Tangle is a block-less technology created around 2014 that serves as an alternative to the blockchain’s scalability problem. It is based on Directed Acyclic Graph (DAG) that gives it a tangle shape, as the transactions are linked to each other via nodes. These transactions are recorded in multiple layers in a node, further connected to other nodes via its edges.
Since there are no blocks to be mined unlike in blockchain, the transactions are verified parallel which saves time and makes the process faster. “Tangle removes the need for mining and proof-of-work, unlike in blockchain network. The validation is done by distributed validators, which are the known parties in the network. If the validator submits the transaction which is incorrect, it will not be accepted by rest of the validators,” says Raj Chowdhury, Managing Director, HashCash Consultants. The company helps businesses in cross-border payments and asset movement using blockchain. The former head of innovation at ICICI Bank, Chowdhury carried out trade finance and remittance using blockchain technology in 2016 for the bank – first time in India.
While it takes around 10 minutes to mine a block in blockchain, in Tangle to record a new transaction, the user has to approve previous two transactions in the network instead of waiting for the relevant parties in the blockchain network to approve it. For example, in blockchain, when A sends bitcoin to B, the transaction is validated by miners (people in the network) with consensus. The block is then added to the chain. In Tangle, since there are no blocks, hence there is no mining. A is presented with two previous transactions, which he/she needs to validate. This adds his/her transaction to the network, which similarly would be validated by the next user. This dramatically reduces the time taken in the transaction validation. Currently, IOTA can record 500-800 transactions per second, as per reports.
“Theoretically, IOTA Tangle can have as many transactions as it wants because every new transaction verifies two existing ones in the network. Hence, it seems scalable and faster than bitcoin or ethereum blockchain, which is restricted by a number of transactions. However, it is too early to conclude, since Tangle is a very new concept,” says Vishal Nigam, Chairman and Founding Member, Indian Blockchain Council.
The more transactions Tangle has, the more verifiers it gets. Hence, there is no limit to the number of transactions happening in a specific time frame.

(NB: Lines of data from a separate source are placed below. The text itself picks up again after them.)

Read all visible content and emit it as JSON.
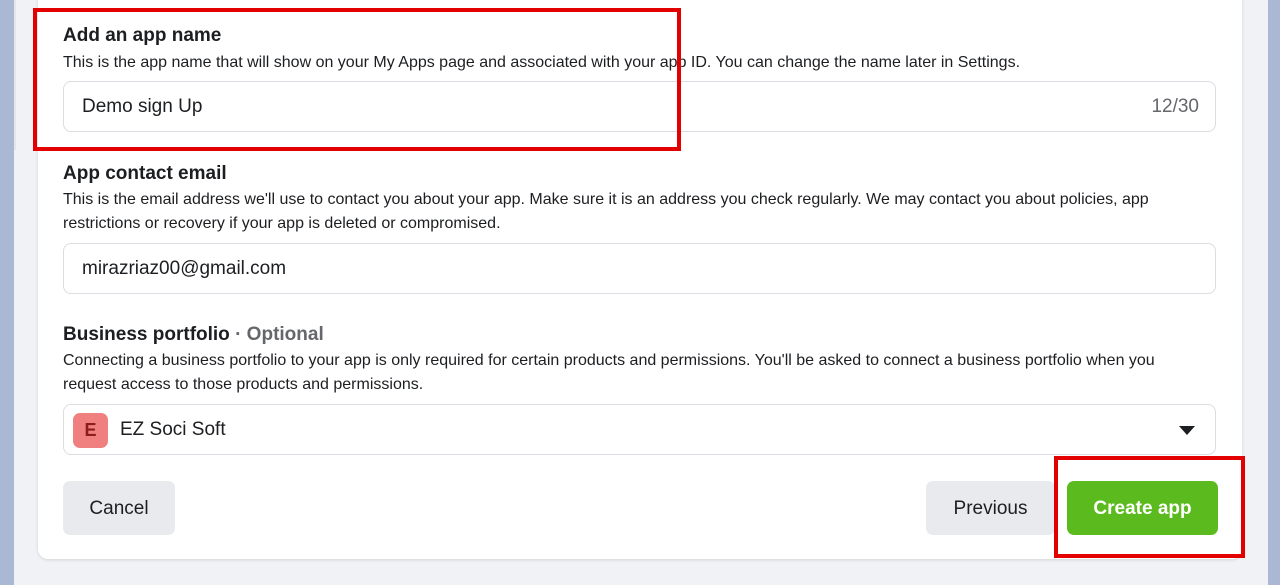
{
  "app_name_section": {
    "label": "Add an app name",
    "description": "This is the app name that will show on your My Apps page and associated with your app ID. You can change the name later in Settings.",
    "value": "Demo sign Up",
    "counter": "12/30"
  },
  "contact_email_section": {
    "label": "App contact email",
    "description": "This is the email address we'll use to contact you about your app. Make sure it is an address you check regularly. We may contact you about policies, app restrictions or recovery if your app is deleted or compromised.",
    "value": "mirazriaz00@gmail.com"
  },
  "business_portfolio_section": {
    "label": "Business portfolio",
    "optional_label": "· Optional",
    "description": "Connecting a business portfolio to your app is only required for certain products and permissions. You'll be asked to connect a business portfolio when you request access to those products and permissions.",
    "selected": {
      "initial": "E",
      "name": "EZ Soci Soft"
    },
    "dropdown_icon": "caret-down-icon"
  },
  "footer": {
    "cancel_label": "Cancel",
    "previous_label": "Previous",
    "create_label": "Create app"
  },
  "colors": {
    "create_button": "#5bbb1e",
    "highlight_box": "#e30000",
    "avatar_bg": "#f08080"
  }
}
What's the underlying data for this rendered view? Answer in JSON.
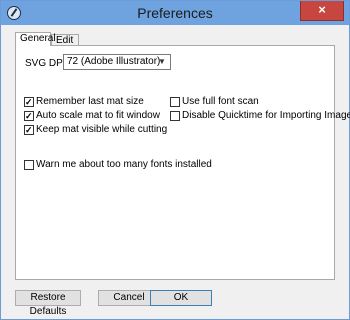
{
  "window": {
    "title": "Preferences",
    "close_label": "×"
  },
  "tabs": [
    {
      "label": "General",
      "active": true
    },
    {
      "label": "Edit",
      "active": false
    }
  ],
  "svg_dpi": {
    "label": "SVG DPI:",
    "value": "72 (Adobe Illustrator)"
  },
  "options_left": [
    {
      "label": "Remember last mat size",
      "checked": true
    },
    {
      "label": "Auto scale mat to fit window",
      "checked": true
    },
    {
      "label": "Keep mat visible while cutting",
      "checked": true
    }
  ],
  "options_right": [
    {
      "label": "Use full font scan",
      "checked": false
    },
    {
      "label": "Disable Quicktime for Importing Images",
      "checked": false
    }
  ],
  "option_warn": {
    "label": "Warn me about too many fonts installed",
    "checked": false
  },
  "buttons": {
    "restore_label": "Restore Defaults",
    "cancel_label": "Cancel",
    "ok_label": "OK"
  },
  "colors": {
    "titlebar": "#6fa3e0",
    "close": "#c7463f"
  }
}
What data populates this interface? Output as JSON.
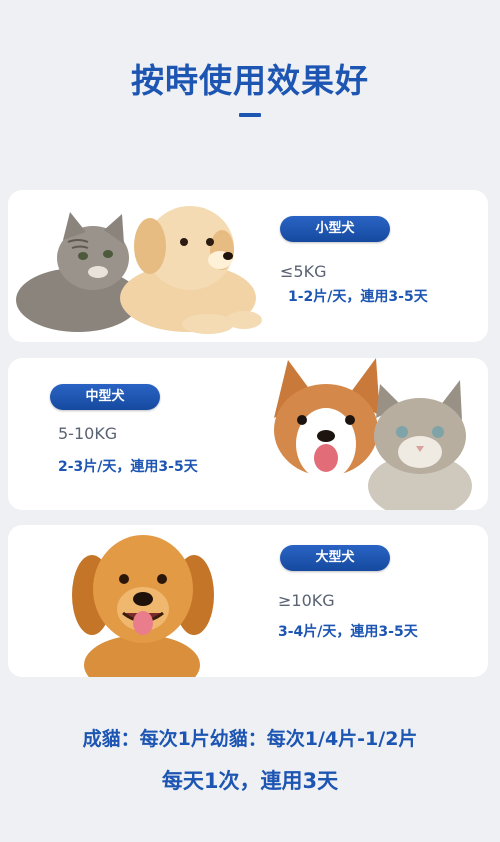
{
  "header": {
    "title": "按時使用效果好"
  },
  "cards": [
    {
      "badge": "小型犬",
      "weight": "≤5KG",
      "dose": "1-2片/天，連用3-5天",
      "image": "kitten-and-puppy-photo"
    },
    {
      "badge": "中型犬",
      "weight": "5-10KG",
      "dose": "2-3片/天，連用3-5天",
      "image": "corgi-and-cat-photo"
    },
    {
      "badge": "大型犬",
      "weight": "≥10KG",
      "dose": "3-4片/天，連用3-5天",
      "image": "golden-retriever-photo"
    }
  ],
  "footer": {
    "line1": "成貓：每次1片幼貓：每次1/4片-1/2片",
    "line2": "每天1次，連用3天"
  },
  "colors": {
    "accent": "#1d55b3",
    "background": "#eff0f3",
    "card": "#ffffff"
  }
}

Blockchain miners to validate the transaction are given a fee. However, since in Tangle IOTA, the consensus on the transaction’s validity doesn’t involve miners, it is free from any transaction fee. The charges depend on the size of the transaction, the volume of transactions in a network and how soon you want the transaction to be confirmed. While, currently, it is around $1, however, in December last year, it went up by as much as $40. “For micropayments, the transaction fee is very high. For example, if you are sending $100 for which the fee is $40, then that’s not feasible,” adds Nigam. Currently, Tangle exits only through IOTA in India. “It has to do the same what Bitcoin and Ethereum are doing – building the ecosystem around the technology in India. People here know about IOTA as a coin to buy and sell,” claims Nigam.
Despite the advantages over blockchain, how Tangle or Hashgraph (another DAG-based distributed ledger technology that is claimed to be more superior to blockchain) performs, it would take another three-four years to understand. “I don’t think there will be a single crypto system which will dominate all. There will be several of them for different purposes, for example, bitcoin for store of value, and IOTA for IoT. Traditional blockchain approach, however, wouldn’t die,” concludes Popov.
(This article was first published in the May issue of Entrepreneur Magazine. To subscribe, click here)